A: "I drew President Obama with a bomb directly over his head about to land on him. It was called 'ObamaGates' and came right after the president said the Cambridge police 'acted stupidly' following the arrest of (Harvard professor) Henry Gates. It was a powerful, heavy cartoon and I think it spewed out the wrong message. I'm not like that. I'm not a malicious person. The cartoon received a lot of positive comments and I think that bothered me even more. It was kind of nasty."

Q: Where do your ideas come from?

A: "When I was doing 'The Pink Slip,' my ideas came from the events in my life, getting let go from a job I loved, and it kind of evolved to things that were happening in my household with my family. A little exaggerated for comic effect, but not too much.

"The ideas for the editorial cartoon come from global situations that are in the news. I would try to get a worldview of things that were happening because many of my cartoons were featured on the European Worldwide News Service. But it always reminded me of parts of the human body. If you do something to one part, if affects all the other parts. If something happens in England it affects what happens in Japan or New Zealand or the United States."

Q: What comes first, the message or the drawing?

A: "The message comes first usually. For me anyway.
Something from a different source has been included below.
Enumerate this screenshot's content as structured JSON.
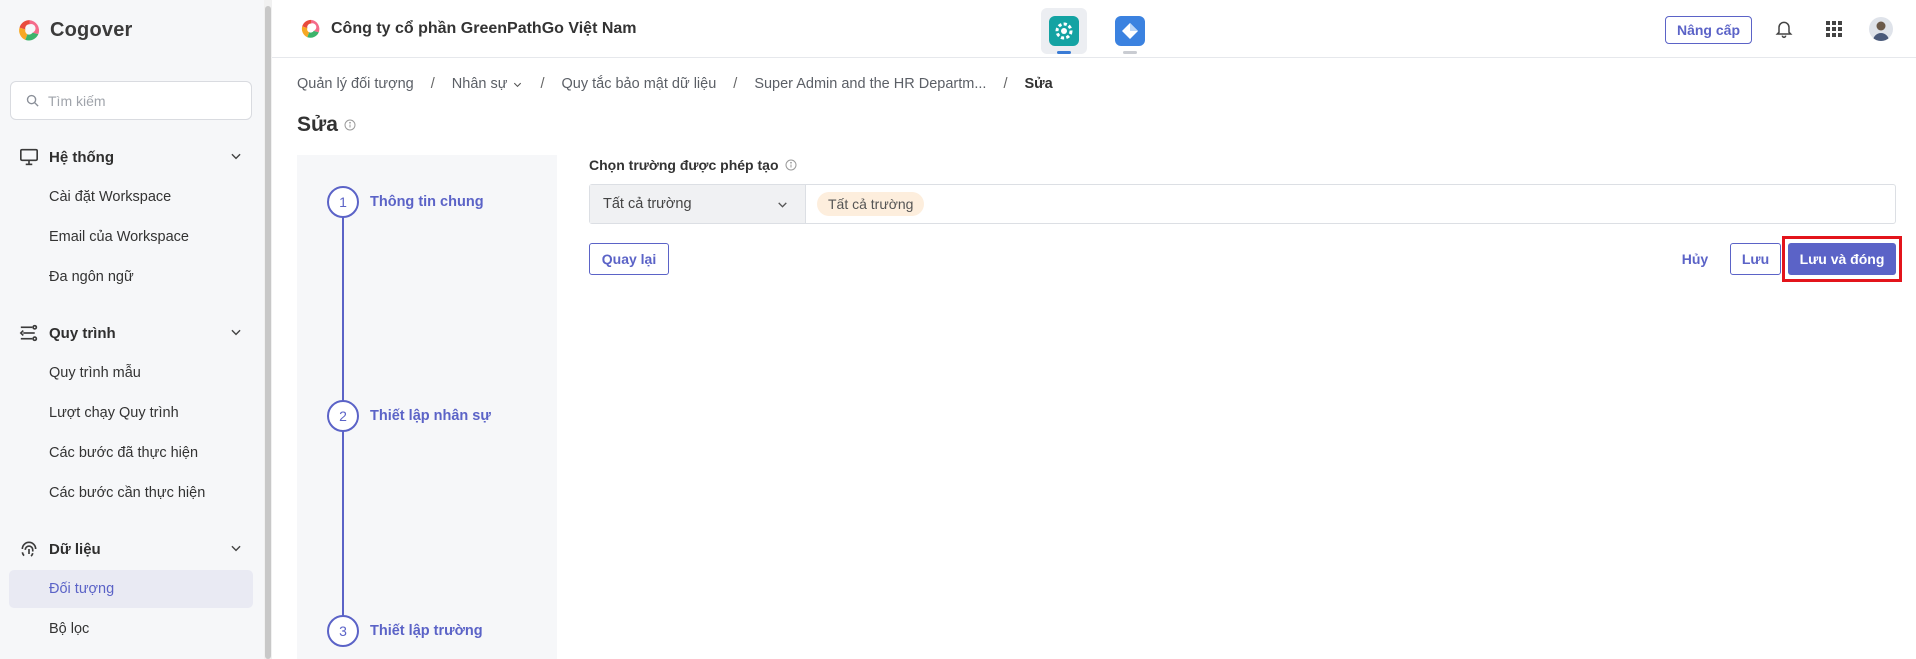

I'll get the idea and the drawing and the idea kind of evolve together. Sometimes it may go the other way. I'll wake up in the morning and I just want to draw something. I once drew a big black bear for no particular reason. Several months later, around Thanksgiving, I drew some Pilgrims hunting and as they were being chased by the bear the caption says, 'Hey, let's just go with the turkey this year.'"

Q: Do you envision yourself playing the local coffee house circuit?

A: "Oh, I'd love to. Absolutely. I have a few friends who are excellent singers and excellent musicians but trying to get us all together at the same time is really difficult. I'd love to find a female singer who sounds like Alison Krauss. My youngest daughter (Meredith) has an unbelievable voice by so far she's been resistant. I know she has a lot of schoolwork and a lot going on, but I'd love to be able to perform with her. Maybe someday. Who knows?"